» The task
Write out all the data verbatim. Skip images.

*** Opening Task data ***

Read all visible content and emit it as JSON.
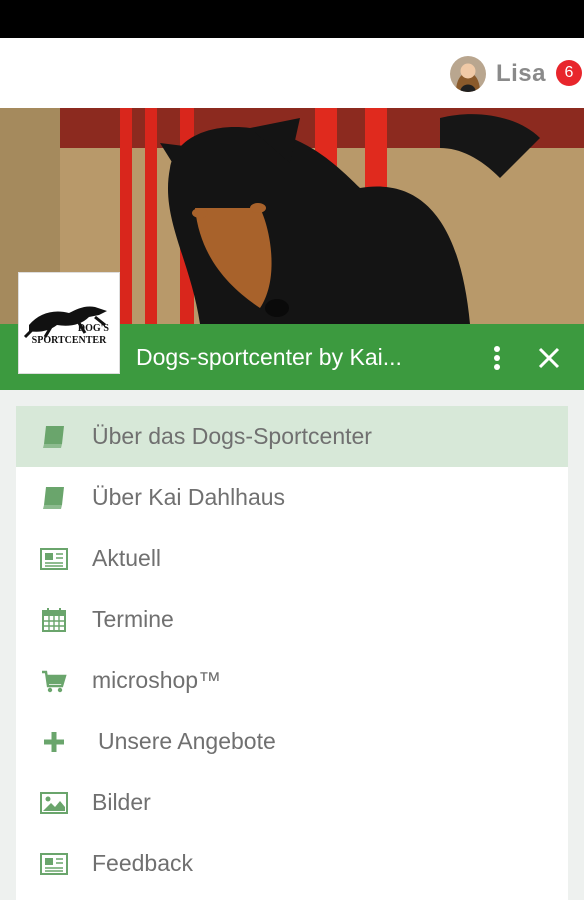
{
  "topbar": {
    "user_name": "Lisa",
    "notification_count": "6"
  },
  "header": {
    "title": "Dogs-sportcenter by Kai...",
    "logo_text_line1": "DOG'S",
    "logo_text_line2": "SPORTCENTER"
  },
  "menu": {
    "items": [
      {
        "label": "Über das Dogs-Sportcenter",
        "icon": "book-icon",
        "active": true
      },
      {
        "label": "Über Kai Dahlhaus",
        "icon": "book-icon"
      },
      {
        "label": "Aktuell",
        "icon": "newspaper-icon"
      },
      {
        "label": "Termine",
        "icon": "calendar-icon"
      },
      {
        "label": "microshop™",
        "icon": "cart-icon"
      },
      {
        "label": "Unsere Angebote",
        "icon": "plus-icon"
      },
      {
        "label": "Bilder",
        "icon": "image-icon"
      },
      {
        "label": "Feedback",
        "icon": "newspaper-icon"
      }
    ]
  },
  "colors": {
    "accent_green": "#3c9a3f",
    "active_bg": "#d7e8d8",
    "icon_green": "#6aa56c",
    "badge_red": "#e8262c"
  }
}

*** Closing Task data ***

» Solution to this task
Read all visible content and emit it as JSON.
{
  "topbar": {
    "user_name": "Lisa",
    "notification_count": "6"
  },
  "header": {
    "title": "Dogs-sportcenter by Kai...",
    "logo_text_line1": "DOG'S",
    "logo_text_line2": "SPORTCENTER"
  },
  "menu": {
    "items": [
      {
        "label": "Über das Dogs-Sportcenter",
        "icon": "book-icon",
        "active": true
      },
      {
        "label": "Über Kai Dahlhaus",
        "icon": "book-icon"
      },
      {
        "label": "Aktuell",
        "icon": "newspaper-icon"
      },
      {
        "label": "Termine",
        "icon": "calendar-icon"
      },
      {
        "label": "microshop™",
        "icon": "cart-icon"
      },
      {
        "label": "Unsere Angebote",
        "icon": "plus-icon"
      },
      {
        "label": "Bilder",
        "icon": "image-icon"
      },
      {
        "label": "Feedback",
        "icon": "newspaper-icon"
      }
    ]
  },
  "colors": {
    "accent_green": "#3c9a3f",
    "active_bg": "#d7e8d8",
    "icon_green": "#6aa56c",
    "badge_red": "#e8262c"
  }
}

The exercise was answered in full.